The company highlighted China as a “key market”, where it continues to add more flights. At the end of Q3 FY22/23, it flew to 14 cities in China, compared to 25 destinations prior to the pandemic (January 2020). In total, Singapore Airlines and Scoot will offer capacity equal to 77% of pre-pandemic levels in the last quarter of the fiscal year throughout its network.
“Forward sales remain strong across all markets for both leisure and business travel, as well as all cabin classes. The Group will continue to monitor the demand for air travel, and adjust its capacity accordingly,” read the airline’s Q3 FY22/23 report. However, “air freight is expected to face headwinds, in addition to the seasonally weaker fourth quarter,” according to the carrier. Furthermore, geopolitical challenges continue to challenge the aviation industry with “slowing economic growth, high cost inflation, and elevated fuel prices”.
“The SIA Group’s robust financial position, its commitment to offer customers best-in-class products and services, as well as its enhanced agility and resilience emerging from the Covid-19 pandemic, will allow it to retain its leadership position in the industry,” concluded Singapore Airlines’ outlook.
In December 2022, Singapore Airlines and Thailand’s Thai Airways signed a Memorandum of Understanding (MoU) to form a strategic partnership.

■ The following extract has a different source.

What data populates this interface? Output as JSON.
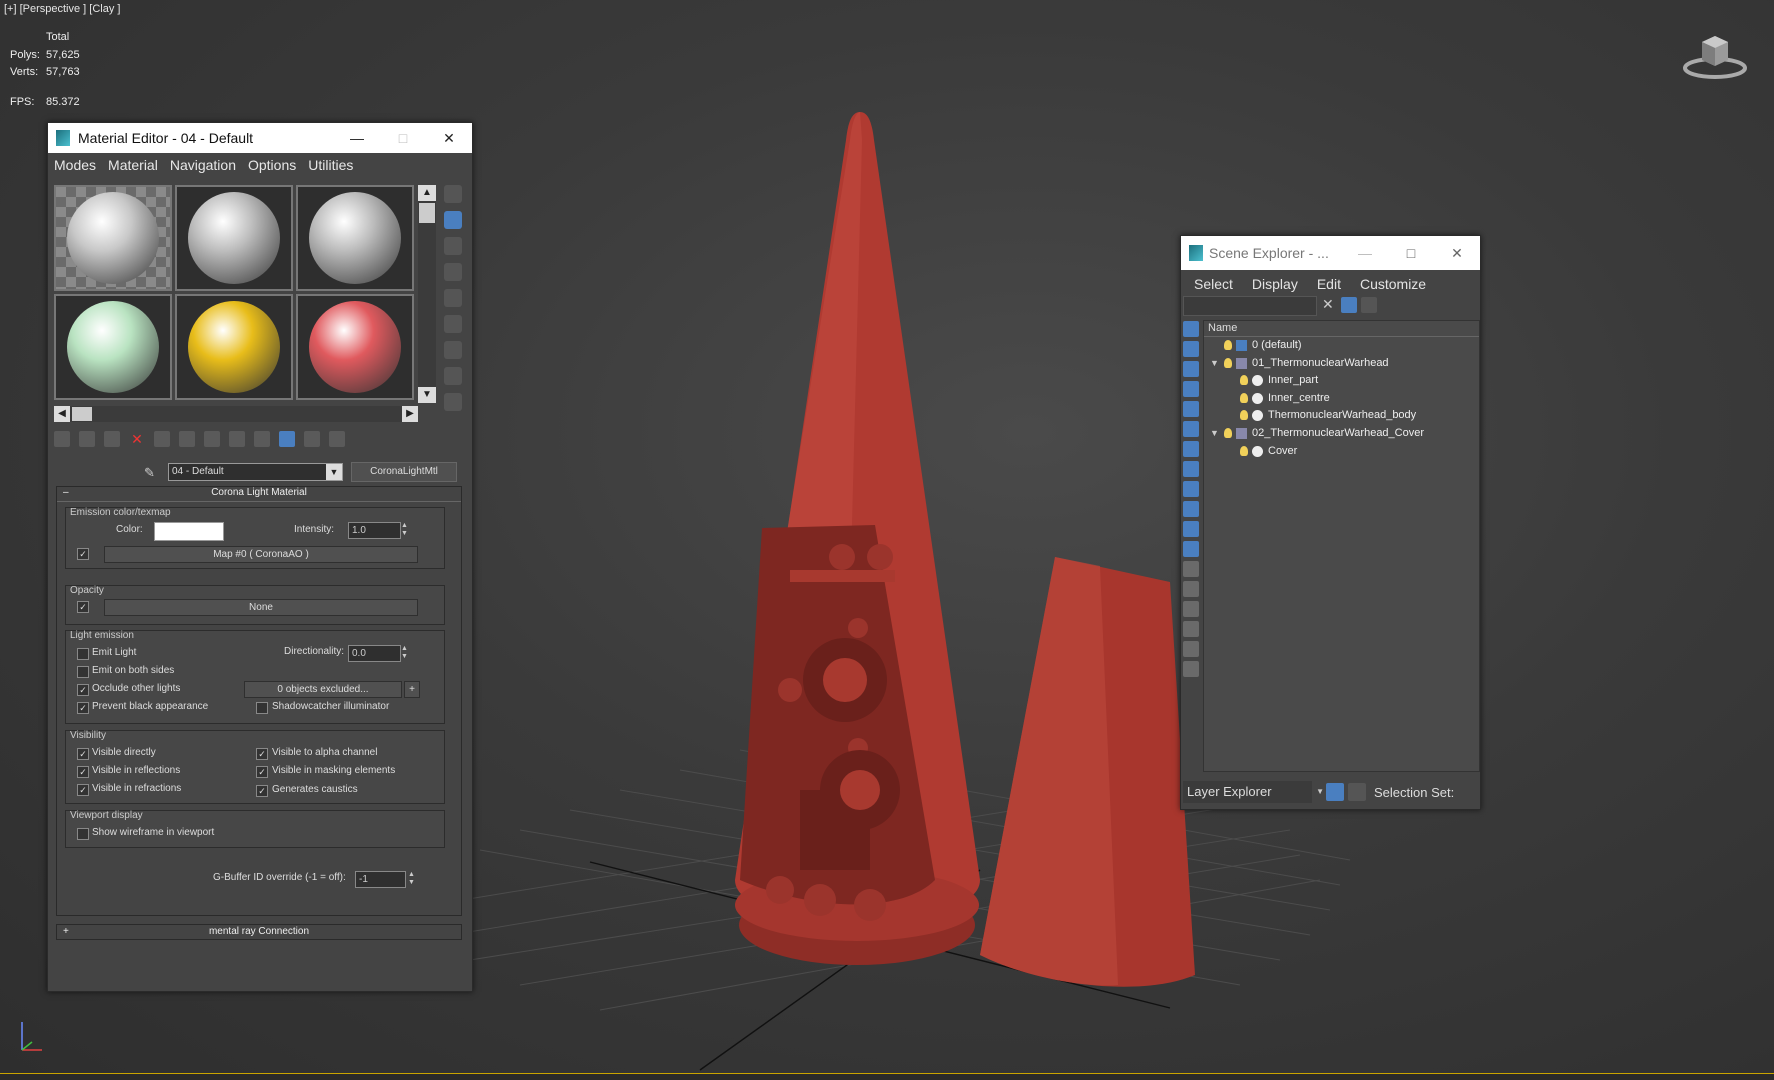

But the major development has been Singapore Airlines and Air India’s announcement that Vistara, jointly owned by Singapore Airlines (49%) and Tata Sons (51%) would be merged into Air India. Tata Sons acquired Air India in January 2022 from the Indian government. Following the merger, Singapore Airlines would invest $360 million in the Indian airline, receiving a 25.1% stake in Air India.
While the merger is still subject to regulatory approval, the Singaporean carrier stated that it would “bolster SIA’s presence in India, strengthen its multi-hub strategy, and allow it to continue participating directly in this large and fast-growing aviation market”.